Lang said she was shocked to learn that her grandfather couldn’t read because he could give detailed directions to any address in Dallas, and could talk about any subject matter. She later learned he relied heavily on memorizing information to get by.
“So when he said he was going to school, I said, ‘Going to school for what? At 98 years old?’”
She laughed recalling the day her father took his father to buy school supplies and a backpack. From then on, he’d stand on his front porch every morning wearing his backpack and waiting for his ride to the adult literacy program.
“He was so excited to go to school!” Lang said, before encouraging the kids to appreciate their own education. “One day, he came in and said, ‘Big Legs, let me show you something,’” she said, adding with a laugh that every grandchild had descriptive pet name. “And he got out his pen and started writing his name. He had never written his name before.”

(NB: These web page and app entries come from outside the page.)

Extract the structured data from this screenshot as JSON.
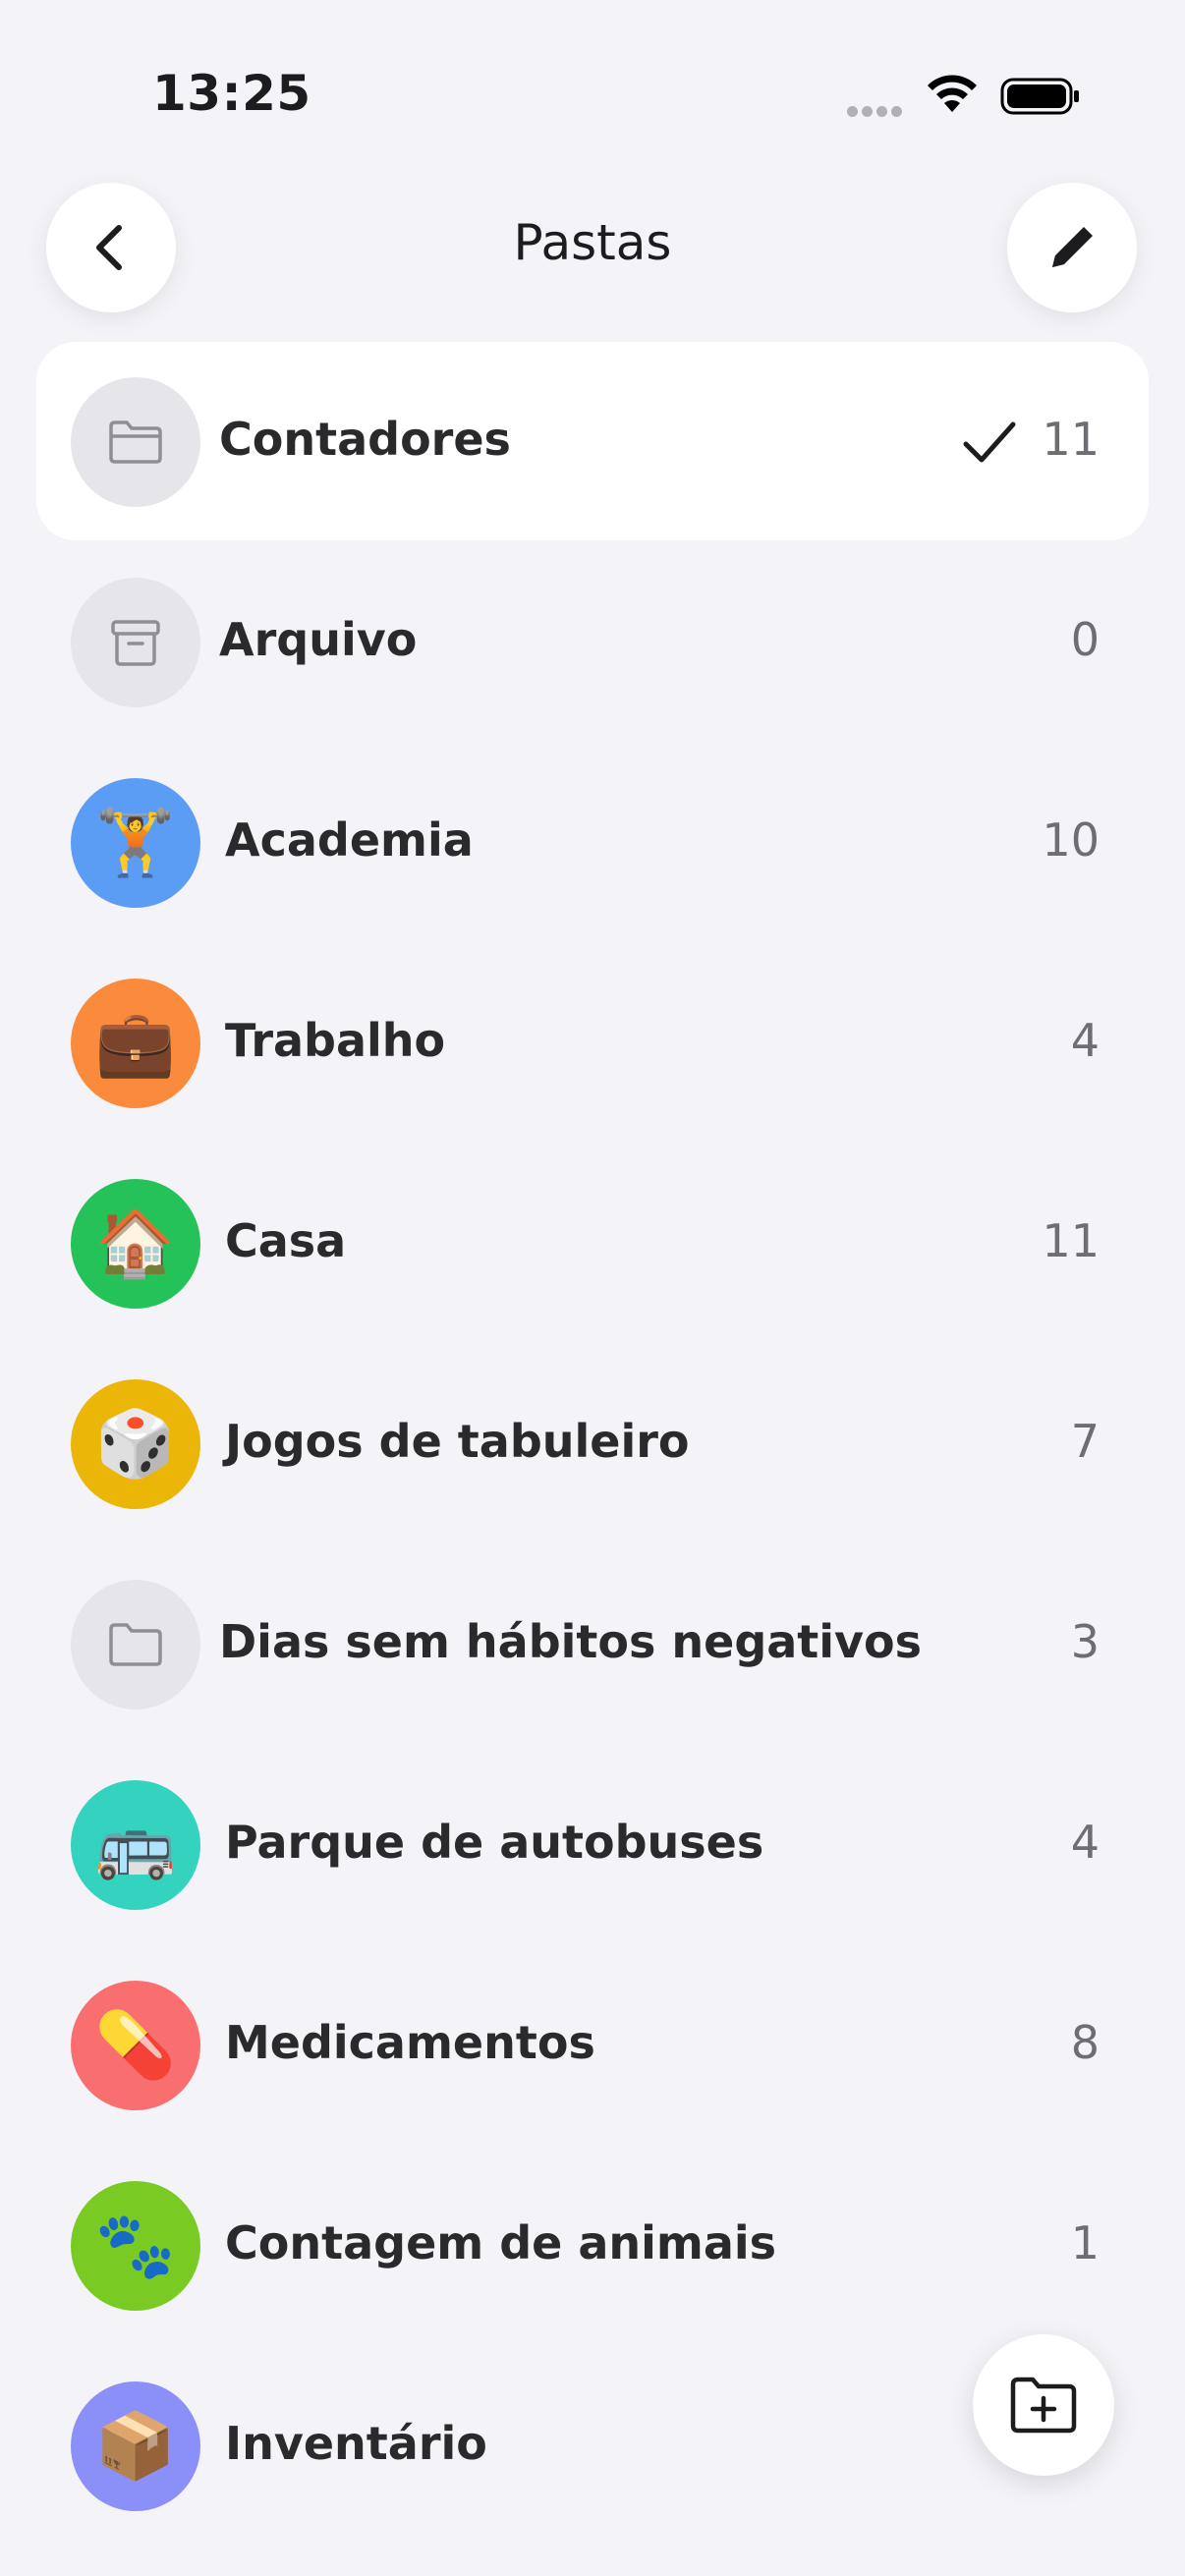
{
  "status_bar": {
    "time": "13:25"
  },
  "nav": {
    "title": "Pastas",
    "back_icon": "chevron-left-icon",
    "edit_icon": "pencil-icon"
  },
  "folders": [
    {
      "label": "Contadores",
      "count": "11",
      "icon": "folder-icon",
      "selected": true
    },
    {
      "label": "Arquivo",
      "count": "0",
      "icon": "archive-box-icon"
    },
    {
      "label": "Academia",
      "count": "10",
      "icon": "weightlifter-emoji",
      "emoji": "🏋️",
      "color": "#5b9cf5"
    },
    {
      "label": "Trabalho",
      "count": "4",
      "icon": "briefcase-emoji",
      "emoji": "💼",
      "color": "#fb8b3c"
    },
    {
      "label": "Casa",
      "count": "11",
      "icon": "house-emoji",
      "emoji": "🏠",
      "color": "#24c259"
    },
    {
      "label": "Jogos de tabuleiro",
      "count": "7",
      "icon": "die-emoji",
      "emoji": "🎲",
      "color": "#ebb607"
    },
    {
      "label": "Dias sem hábitos negativos",
      "count": "3",
      "icon": "folder-icon"
    },
    {
      "label": "Parque de autobuses",
      "count": "4",
      "icon": "bus-emoji",
      "emoji": "🚌",
      "color": "#33d3c0"
    },
    {
      "label": "Medicamentos",
      "count": "8",
      "icon": "pill-emoji",
      "emoji": "💊",
      "color": "#f96f6f"
    },
    {
      "label": "Contagem de animais",
      "count": "1",
      "icon": "paw-prints-emoji",
      "emoji": "🐾",
      "color": "#79cb23"
    },
    {
      "label": "Inventário",
      "count": "",
      "icon": "package-emoji",
      "emoji": "📦",
      "color": "#8a90f7"
    }
  ],
  "fab": {
    "icon": "folder-add-icon"
  },
  "colors": {
    "background": "#f4f4f8",
    "neutral_icon_bg": "#e6e6ea",
    "selected_row_bg": "#ffffff"
  }
}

She later learned her grandfather once missed a promotion at his job at a local dairy because he couldn’t sign his name on the paperwork. That was a painful experience he never forgot. Even so, he kept his spirits up. So much so, that when he was 100, he said: “I do believe it’s getting better every day.”
Lang asked the dozen students in the audience what they hope to be when they grow up, and then stressed the importance of reading in each profession.

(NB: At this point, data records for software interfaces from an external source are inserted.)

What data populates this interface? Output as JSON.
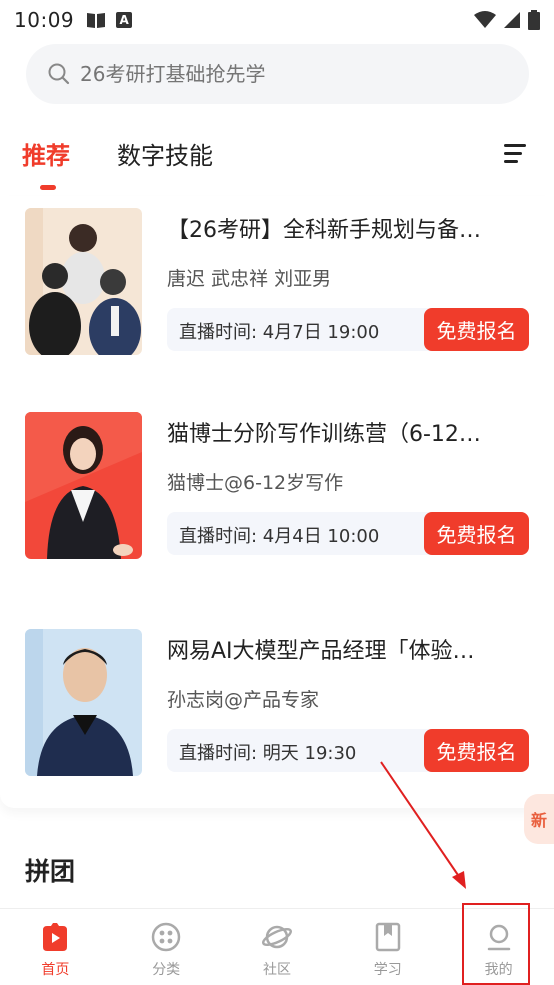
{
  "status_bar": {
    "time": "10:09",
    "app_badge": "A"
  },
  "search": {
    "placeholder": "26考研打基础抢先学"
  },
  "tabs": [
    {
      "label": "推荐",
      "active": true
    },
    {
      "label": "数字技能",
      "active": false
    }
  ],
  "courses": [
    {
      "title": "【26考研】全科新手规划与备…",
      "teachers": "唐迟 武忠祥 刘亚男",
      "live_time": "直播时间: 4月7日  19:00",
      "button": "免费报名"
    },
    {
      "title": "猫博士分阶写作训练营（6-12…",
      "teachers": "猫博士@6-12岁写作",
      "live_time": "直播时间: 4月4日  10:00",
      "button": "免费报名"
    },
    {
      "title": "网易AI大模型产品经理「体验…",
      "teachers": "孙志岗@产品专家",
      "live_time": "直播时间: 明天  19:30",
      "button": "免费报名"
    }
  ],
  "section_title": "拼团",
  "float_badge": "新",
  "bottom_nav": [
    {
      "label": "首页",
      "icon": "home-play-icon",
      "active": true
    },
    {
      "label": "分类",
      "icon": "category-icon",
      "active": false
    },
    {
      "label": "社区",
      "icon": "planet-icon",
      "active": false
    },
    {
      "label": "学习",
      "icon": "bookmark-icon",
      "active": false
    },
    {
      "label": "我的",
      "icon": "profile-icon",
      "active": false
    }
  ],
  "colors": {
    "accent": "#f03c2b",
    "annotation": "#e02020"
  }
}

When one boy said he wanted to be a pro football player, Mashelle Dawson noted with a smile that he’ll need to be able to read the contract.
Lang said her grandfather compensated for illiteracy all those years by diligently memorizing information everywhere he went. She figures that’s why his memory was so keen, and why he was able to fill a book with historical facts.
She told the kids that her grandfather got over his fear of sharing his life with a white man who co-wrote the autobiography, Richard Glaubman. The two ended up becoming good friends, the book was well reviewed, and his memories were preserved forever.
“So don’t be afraid,” she told the students. “Sometimes you have to take a chance.”
She also told them to follow her grandfather’s advice to give everything their best effort, or not do it at all.
“You know how you do your best at something you love doing?” she asked. “Well, even the things you don’t love doing, do your best and you may start loving it. And then when you start accomplishing things, and making good grades, and moving forward, you may start to like it.”
Family Learning Institute provides tutoring to low-income elementary school students in the Ann Arbor/Ypsilanti area. Board president Jeff Harrold said the talk reminded the kids to value the ability to read – something so many take for granted.
“We’re in a knowledge-based economy, especially in our state,” he said. “The old economy of making a living with your muscles is past. We’re going to have to help our kids read and write and take advantage of everything they can in this knowledge-based economy. We had kids today who said they wanted to be pilots and dentists and doctors and novelists and police officers. That’s going to take a literate work force, and we’re happy to do our part here to help those kids reach those goals.”
Ann Arbor/Ypsilanti Reads is co-sponsored by the Ann Arbor and Ypsilanti district libraries and is supported by civic groups, the University of Michigan School of LS&A, the Ann Arbor and Ypsilanti public schools, local bookstores, Eastern Michigan University Libraries and Washtenaw Community College. For more information about events related to this year’s book, check out the Reads website.
About the author: Jo Mathis is an Ann Arbor-based writer. Her work appears monthly in The Chronicle.